PHILADELPHIA — U.S. Attorney General Jeff Sessions on Monday designated the MS-13 street gang — responsible for at least 22 killings on Long Island since last year — a new target for federal task forces that have historically focused on drug cartels and organized crime.
Sessions, addressing an annual law enforcement conference, said the Justice Department’s Organized Crime Drug Enforcement Task Forces will use the federal racketeering statute, or RICO, as well as tax and gun laws to take aim at MS-13, which one expert said could top the list of the most dangerous criminal enterprises in the world.
“Now they will go after MS-13 with a renewed vigor and a sharpened focus,” Sessions said, speaking before hundreds of police officers at the International Association of Chiefs of Police. He added: “Just like we took Al Capone off the streets with our tax laws, we will use whatever laws we have to get MS-13 off of our streets.”
Sessions had vowed “to demolish” the gang when he spoke at the federal courthouse in Central Islip in late April, two weeks after police found the mutilated bodies of four young men who authorities said were victims of MS-13 in a nearby park.
On Monday he did not specifically mention the violence that has terrorized communities on Long Island. But he spoke of the gang’s brutal nature, saying its motto is “kill, rape and control.”
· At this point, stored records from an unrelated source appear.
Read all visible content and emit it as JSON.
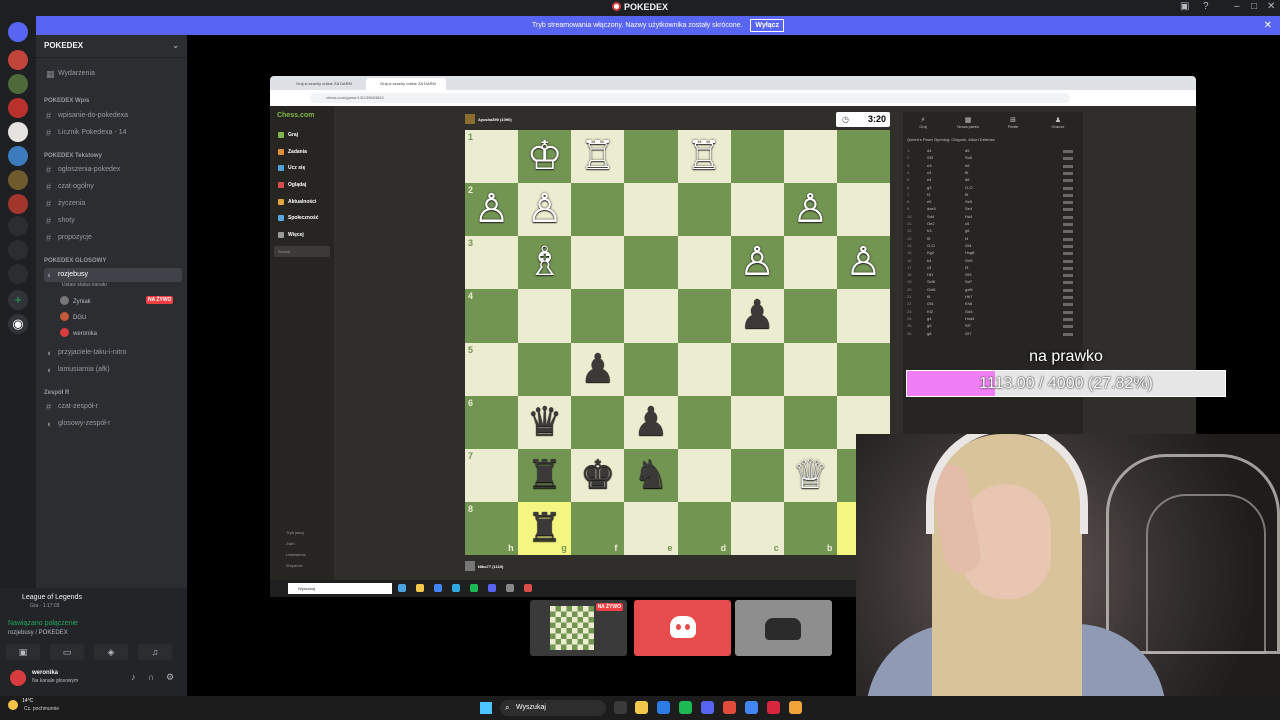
{
  "discord": {
    "title": "POKEDEX",
    "banner_text": "Tryb streamowania włączony. Nazwy użytkownika zostały skrócone.",
    "banner_button": "Wyłącz",
    "server_name": "POKEDEX",
    "channels": [
      {
        "label": "Wydarzenia",
        "type": "events"
      },
      {
        "label": "POKEDEX Wpis",
        "type": "category"
      },
      {
        "label": "wpisanie-do-pokedexa",
        "type": "text"
      },
      {
        "label": "Licznik Pokedexa - 14",
        "type": "text"
      },
      {
        "label": "POKEDEX Tekstowy",
        "type": "category"
      },
      {
        "label": "ogloszenia-pokedex",
        "type": "text"
      },
      {
        "label": "czat-ogólny",
        "type": "text"
      },
      {
        "label": "życzenia",
        "type": "text"
      },
      {
        "label": "shoty",
        "type": "text"
      },
      {
        "label": "propozycje",
        "type": "text"
      },
      {
        "label": "POKEDEX GLOSOWY",
        "type": "category"
      },
      {
        "label": "rozjebusy",
        "type": "voice"
      },
      {
        "label": "przyjaciele-taku-i-nitro",
        "type": "voice"
      },
      {
        "label": "lamusiarnia (afk)",
        "type": "voice"
      },
      {
        "label": "Zespół R",
        "type": "category"
      },
      {
        "label": "czat-zespół-r",
        "type": "text"
      },
      {
        "label": "glosowy-zespół-r",
        "type": "voice"
      }
    ],
    "voice_status": "Ustaw status kanału",
    "voice_users": [
      "Zyniak",
      "DGU",
      "weronika"
    ],
    "live_badge": "NA ŻYWO",
    "activity": {
      "game": "League of Legends",
      "detail": "Gra · 1:17:03"
    },
    "connection": {
      "status": "Nawiązano połączenie",
      "channel": "rozjebusy / POKEDEX"
    },
    "user": {
      "name": "weronika",
      "status": "Na kanale głosowym"
    }
  },
  "browser": {
    "tabs": [
      "Graj w szachy online ZA DARM",
      "Graj w szachy online ZA DARM"
    ],
    "url": "chess.com/game/141139663624"
  },
  "chesscom": {
    "logo": "Chess.com",
    "nav": [
      "Graj",
      "Zadania",
      "Ucz się",
      "Oglądaj",
      "Aktualności",
      "Społeczność",
      "Więcej"
    ],
    "search_placeholder": "Szukaj",
    "footer": [
      "Tryb jasny",
      "Zwiń",
      "Ustawienia",
      "Wsparcie"
    ],
    "top_player": "Ayusha390 (1090)",
    "bottom_player": "Niko77 (1110)",
    "clock": "3:20",
    "panel_tabs": [
      "Graj",
      "Nowa partia",
      "Partie",
      "Gracze"
    ],
    "opening": "Queen's Pawn Opening: Chigorin, Alburt Defense",
    "moves": [
      {
        "n": "1.",
        "w": "d4",
        "b": "d5"
      },
      {
        "n": "2.",
        "w": "Sf3",
        "b": "Sc6"
      },
      {
        "n": "3.",
        "w": "e3",
        "b": "e6"
      },
      {
        "n": "4.",
        "w": "c3",
        "b": "f6"
      },
      {
        "n": "5.",
        "w": "e4",
        "b": "d6"
      },
      {
        "n": "6.",
        "w": "g3",
        "b": "O-O"
      },
      {
        "n": "7.",
        "w": "f3",
        "b": "f5"
      },
      {
        "n": "8.",
        "w": "e5",
        "b": "Se5"
      },
      {
        "n": "9.",
        "w": "dxe5",
        "b": "Se4"
      },
      {
        "n": "10.",
        "w": "Sd4",
        "b": "Hd4"
      },
      {
        "n": "11.",
        "w": "Ge2",
        "b": "c5"
      },
      {
        "n": "12.",
        "w": "h3",
        "b": "g6"
      },
      {
        "n": "13.",
        "w": "f5",
        "b": "f4"
      },
      {
        "n": "14.",
        "w": "O-O",
        "b": "Gf4"
      },
      {
        "n": "15.",
        "w": "Kg2",
        "b": "Hxg8"
      },
      {
        "n": "16.",
        "w": "b4",
        "b": "Ge5"
      },
      {
        "n": "17.",
        "w": "c3",
        "b": "f3"
      },
      {
        "n": "18.",
        "w": "Hf1",
        "b": "Gf3"
      },
      {
        "n": "19.",
        "w": "Sxf6",
        "b": "Sd7"
      },
      {
        "n": "20.",
        "w": "Gxf6",
        "b": "gxf6"
      },
      {
        "n": "21.",
        "w": "f5",
        "b": "Hh7"
      },
      {
        "n": "22.",
        "w": "Gf4",
        "b": "Kh8"
      },
      {
        "n": "23.",
        "w": "Kf2",
        "b": "Gd4"
      },
      {
        "n": "24.",
        "w": "g4",
        "b": "Hxd4"
      },
      {
        "n": "25.",
        "w": "g5",
        "b": "Sf7"
      },
      {
        "n": "26.",
        "w": "g8",
        "b": "Gf7"
      }
    ],
    "ranks": [
      "1",
      "2",
      "3",
      "4",
      "5",
      "6",
      "7",
      "8"
    ],
    "files": [
      "h",
      "g",
      "f",
      "e",
      "d",
      "c",
      "b",
      "a"
    ],
    "pieces": [
      {
        "sq": [
          0,
          1
        ],
        "p": "♔",
        "c": "w"
      },
      {
        "sq": [
          0,
          2
        ],
        "p": "♖",
        "c": "w"
      },
      {
        "sq": [
          0,
          4
        ],
        "p": "♖",
        "c": "w"
      },
      {
        "sq": [
          1,
          0
        ],
        "p": "♙",
        "c": "w"
      },
      {
        "sq": [
          1,
          1
        ],
        "p": "♙",
        "c": "w"
      },
      {
        "sq": [
          1,
          6
        ],
        "p": "♙",
        "c": "w"
      },
      {
        "sq": [
          2,
          1
        ],
        "p": "♗",
        "c": "w"
      },
      {
        "sq": [
          2,
          5
        ],
        "p": "♙",
        "c": "w"
      },
      {
        "sq": [
          2,
          7
        ],
        "p": "♙",
        "c": "w"
      },
      {
        "sq": [
          3,
          5
        ],
        "p": "♟",
        "c": "b"
      },
      {
        "sq": [
          4,
          2
        ],
        "p": "♟",
        "c": "b"
      },
      {
        "sq": [
          5,
          1
        ],
        "p": "♛",
        "c": "b"
      },
      {
        "sq": [
          5,
          3
        ],
        "p": "♟",
        "c": "b"
      },
      {
        "sq": [
          6,
          1
        ],
        "p": "♜",
        "c": "b"
      },
      {
        "sq": [
          6,
          2
        ],
        "p": "♚",
        "c": "b"
      },
      {
        "sq": [
          6,
          3
        ],
        "p": "♞",
        "c": "b"
      },
      {
        "sq": [
          6,
          6
        ],
        "p": "♕",
        "c": "w"
      },
      {
        "sq": [
          7,
          1
        ],
        "p": "♜",
        "c": "b"
      }
    ],
    "highlighted": [
      [
        7,
        1
      ],
      [
        7,
        7
      ]
    ]
  },
  "goal": {
    "label": "na prawko",
    "text": "1113.00 / 4000 (27.82%)",
    "current": 1113.0,
    "target": 4000,
    "fill_color": "#f07ef5"
  },
  "inner_taskbar": {
    "search": "Wyszukaj"
  },
  "taskbar": {
    "weather_temp": "14°C",
    "weather_desc": "Cz. pochmurnie",
    "search": "Wyszukaj"
  },
  "colors": {
    "discord_blurple": "#5865f2",
    "chess_dark": "#739552",
    "chess_light": "#ebecd0",
    "live_red": "#f23f43"
  }
}
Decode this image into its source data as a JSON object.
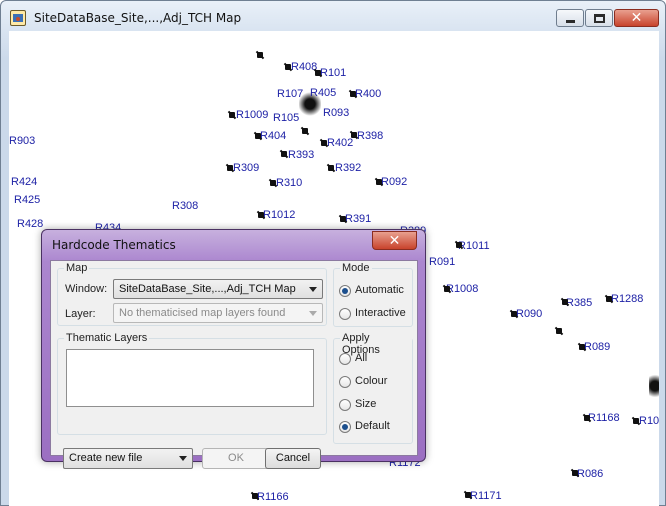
{
  "window": {
    "title": "SiteDataBase_Site,...,Adj_TCH Map"
  },
  "map": {
    "labels": [
      {
        "text": "R408"
      },
      {
        "text": "R101"
      },
      {
        "text": "R107"
      },
      {
        "text": "R405"
      },
      {
        "text": "R400"
      },
      {
        "text": "R1009"
      },
      {
        "text": "R105"
      },
      {
        "text": "R093"
      },
      {
        "text": "R404"
      },
      {
        "text": "R402"
      },
      {
        "text": "R398"
      },
      {
        "text": "R903"
      },
      {
        "text": "R393"
      },
      {
        "text": "R309"
      },
      {
        "text": "R392"
      },
      {
        "text": "R424"
      },
      {
        "text": "R310"
      },
      {
        "text": "R092"
      },
      {
        "text": "R425"
      },
      {
        "text": "R308"
      },
      {
        "text": "R1012"
      },
      {
        "text": "R391"
      },
      {
        "text": "R428"
      },
      {
        "text": "R434"
      },
      {
        "text": "R389"
      },
      {
        "text": "R1011"
      },
      {
        "text": "R091"
      },
      {
        "text": "R1008"
      },
      {
        "text": "R385"
      },
      {
        "text": "R1288"
      },
      {
        "text": "R090"
      },
      {
        "text": "R089"
      },
      {
        "text": "R1168"
      },
      {
        "text": "R10"
      },
      {
        "text": "R1172"
      },
      {
        "text": "R086"
      },
      {
        "text": "R1166"
      },
      {
        "text": "R1171"
      }
    ]
  },
  "dialog": {
    "title": "Hardcode Thematics",
    "map_group": {
      "title": "Map",
      "window_label": "Window:",
      "window_value": "SiteDataBase_Site,...,Adj_TCH Map",
      "layer_label": "Layer:",
      "layer_value": "No thematicised map layers found"
    },
    "thematic_layers": {
      "title": "Thematic Layers"
    },
    "mode": {
      "title": "Mode",
      "options": [
        {
          "label": "Automatic",
          "checked": true
        },
        {
          "label": "Interactive",
          "checked": false
        }
      ]
    },
    "apply_options": {
      "title": "Apply Options",
      "options": [
        {
          "label": "All",
          "checked": false
        },
        {
          "label": "Colour",
          "checked": false
        },
        {
          "label": "Size",
          "checked": false
        },
        {
          "label": "Default",
          "checked": true
        }
      ]
    },
    "file_select": "Create new file",
    "ok_label": "OK",
    "cancel_label": "Cancel"
  }
}
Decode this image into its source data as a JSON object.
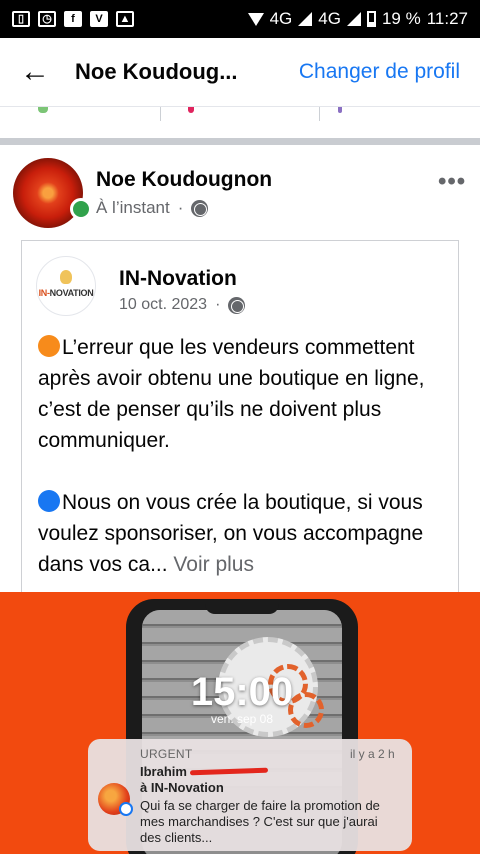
{
  "status_bar": {
    "network_4g_1": "4G",
    "network_4g_2": "4G",
    "battery": "19 %",
    "time": "11:27"
  },
  "header": {
    "title": "Noe Koudoug...",
    "action": "Changer de profil"
  },
  "post": {
    "author": "Noe Koudougnon",
    "timestamp": "À l’instant",
    "shared": {
      "page_name": "IN-Novation",
      "logo_text_left": "IN-",
      "logo_text_right": "NOVATION",
      "date": "10 oct. 2023",
      "paragraph1": "L’erreur que les vendeurs commettent après avoir obtenu une boutique en ligne, c’est de penser qu’ils ne doivent plus communiquer.",
      "paragraph2": "Nous on vous crée la boutique, si vous voulez sponsoriser, on vous accompagne dans vos ca...",
      "see_more": "Voir plus"
    }
  },
  "ad_image": {
    "clock": "15:00",
    "date": "ven. sep 08",
    "notification": {
      "tag": "URGENT",
      "time": "il y a 2 h",
      "sender": "Ibrahim",
      "recipient": "à IN-Novation",
      "message": "Qui fa se charger de faire la promotion de mes marchandises ? C'est sur que j'aurai des clients..."
    }
  },
  "colors": {
    "accent": "#1877f2",
    "ad_background": "#f24a0f",
    "online": "#31a24c"
  }
}
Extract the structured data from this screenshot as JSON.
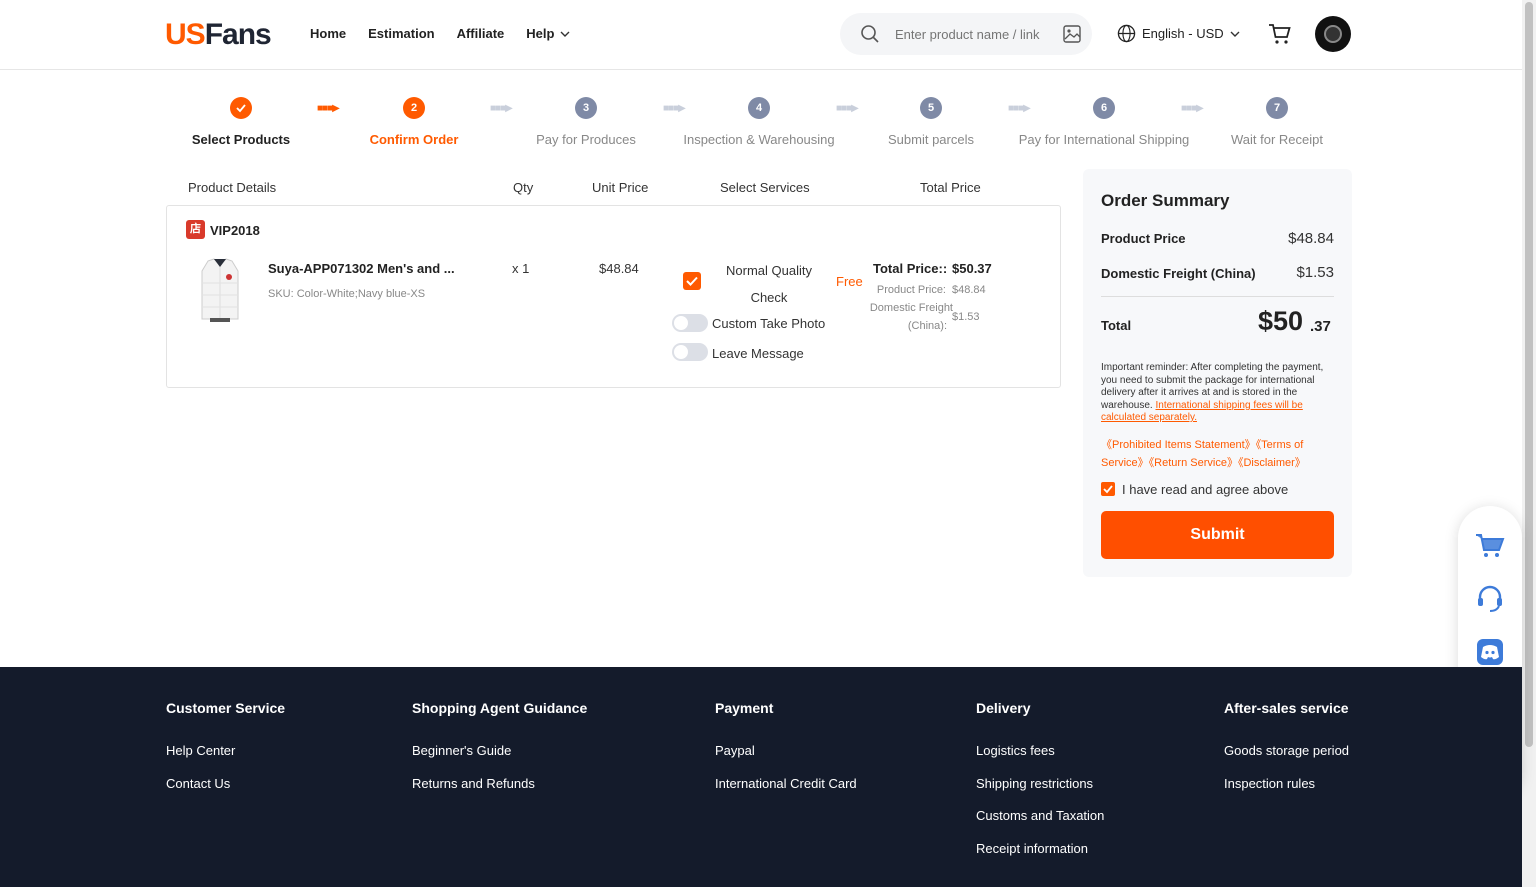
{
  "header": {
    "logo_us": "US",
    "logo_fans": "Fans",
    "nav": [
      "Home",
      "Estimation",
      "Affiliate",
      "Help"
    ],
    "search_placeholder": "Enter product name / link",
    "language": "English - USD"
  },
  "steps": [
    {
      "num": "",
      "label": "Select Products",
      "state": "done"
    },
    {
      "num": "2",
      "label": "Confirm Order",
      "state": "active"
    },
    {
      "num": "3",
      "label": "Pay for Produces",
      "state": "todo"
    },
    {
      "num": "4",
      "label": "Inspection & Warehousing",
      "state": "todo"
    },
    {
      "num": "5",
      "label": "Submit parcels",
      "state": "todo"
    },
    {
      "num": "6",
      "label": "Pay for International Shipping",
      "state": "todo"
    },
    {
      "num": "7",
      "label": "Wait for Receipt",
      "state": "todo"
    }
  ],
  "columns": {
    "details": "Product Details",
    "qty": "Qty",
    "unit_price": "Unit Price",
    "services": "Select Services",
    "total": "Total Price"
  },
  "order": {
    "store_badge": "店",
    "store": "VIP2018",
    "product_name": "Suya-APP071302 Men's and ...",
    "sku": "SKU: Color-White;Navy blue-XS",
    "qty": "x 1",
    "unit_price": "$48.84",
    "service_normal": "Normal Quality Check",
    "service_normal_price": "Free",
    "service_photo": "Custom Take Photo",
    "service_message": "Leave Message",
    "total_label": "Total Price::",
    "total_value": "$50.37",
    "product_price_label": "Product Price:",
    "product_price_value": "$48.84",
    "freight_label_1": "Domestic Freight",
    "freight_label_2": "(China):",
    "freight_value": "$1.53"
  },
  "summary": {
    "title": "Order Summary",
    "product_price_label": "Product Price",
    "product_price_value": "$48.84",
    "freight_label": "Domestic Freight (China)",
    "freight_value": "$1.53",
    "total_label": "Total",
    "total_int": "$50",
    "total_dec": ".37",
    "reminder": "Important reminder: After completing the payment, you need to submit the package for international delivery after it arrives at and is stored in the warehouse.",
    "reminder_link": "International shipping fees will be calculated separately.",
    "links": [
      "《Prohibited Items Statement》",
      "《Terms of Service》",
      "《Return Service》",
      "《Disclaimer》"
    ],
    "agree": "I have read and agree above",
    "submit": "Submit"
  },
  "footer": [
    {
      "title": "Customer Service",
      "links": [
        "Help Center",
        "Contact Us"
      ]
    },
    {
      "title": "Shopping Agent Guidance",
      "links": [
        "Beginner's Guide",
        "Returns and Refunds"
      ]
    },
    {
      "title": "Payment",
      "links": [
        "Paypal",
        "International Credit Card"
      ]
    },
    {
      "title": "Delivery",
      "links": [
        "Logistics fees",
        "Shipping restrictions",
        "Customs and Taxation",
        "Receipt information"
      ]
    },
    {
      "title": "After-sales service",
      "links": [
        "Goods storage period",
        "Inspection rules"
      ]
    }
  ],
  "colors": {
    "accent": "#ff5a00",
    "footer_bg": "#141b2b",
    "step_todo": "#7f8aa6"
  },
  "icons": [
    "search-icon",
    "image-search-icon",
    "globe-icon",
    "chevron-down-icon",
    "cart-icon",
    "check-icon",
    "customer-service-icon",
    "discord-icon",
    "telegram-icon",
    "whatsapp-icon"
  ]
}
The leaders of both the Nassau and Suffolk police departments, which have investigated at least five and 17 MS-13 killings respectively since 2016, applauded the federal efforts.
“The Nassau Police Department’s priority at this time is to eradicate these gang members from our community, to ensure the safety of our neighborhoods and protect all of our residents,” Nassau Acting Police Commissoner Patrick Ryder said in a statement.
Suffolk Police Commissioner Timothy Sini said in an interview that while collaboration with federal law enforcement partners has been key in suppressing the gang, his direct request to Sessions for funding for more prosecutors has not yet been granted.
Additionally, Sini said immigration reform that creates greater monitoring and accountability in the controversial unaccompanied minor program, which has seen 5,000 young people come to Suffolk since 2014, is desperately needed. Police have said some of the victims of MS-13 violence in Suffolk came to the United States through the program while others are vulnerable to gang recruitment.
“We have picked up intelligence that MS-13 is less willing, or eager to send people to Suffolk County,” Sini said. “In the past, when an MS-13 gang member commits a crime, sometimes they’ll sort of be shipped out and put in another jurisdiction where there’s an MS-13 presence...we’re not seeing that as much.”
Ronal Serpas, a criminology professor at Loyola University New Orleans and former police chief in New Orleans and Nashville, the site of a sprawling federal MS-13 takedown about a decade ago that resulted in the prosecution of more than 10 suspected gang members, said localities need federal help.
“I do not think it’s an overestimation to say [MS-13 is]...one of the most dangerous criminal enterprises, if not the most dangerous criminal enterprise in the world,” said Serpas. “And they do so in very sophisticated structures and you need equally sophisticated investigative practices to interrupt them.”
The task forces include officials from a wide swath of the federal government, including federal prosecutors, the U.S. Postal Service inspectors, the Coast Guard, the Department of Labor, the Internal Revenue Service. It also consists of law enforcement agencies such as the Federal Bureau of Investigation, the Drug Enforcement Agency, Alcohol Tobacco and Firearms, Immigration and Customs Enforcement and Homeland Security Investigations.
Nassau County police last week discovered the remains of 16-year-old Angel Soler, of Roosevelt, in a vast wooded area after Homeland Security Investigations, or HSI, received a tip from a “person of interest” that human remains may be at the site. Soler was reported missing to Nassau police in July. Soler’s mother told Newsday she believes her son died at the hands of a gang and sources have said police were searching for a victim of gang violence in the area where the Freeport High School student’s remains were discovered.
Ryder has declined to say whether police have determined or suspect MS-13 or another gang is responsible for Soler’s death, citing the ongoing investigation. Police have also declined to comment on the possibility that two other missing young men might be victims of gang violence, as their relatives have contended.
The Department of Justice has trained its eye on Long Island’s MS-13 problem, which gained national attention after the September 2016 killings of Kayla Cuevas, 16 and Nisa Mickens, 15, in Brentwood.
President Donald Trump in July spoke about the Island’s MS-13 violence at Suffolk County Community College in Brentwood in July, saying that its streets had turned to “blood-stained killing fields” that are “under siege.”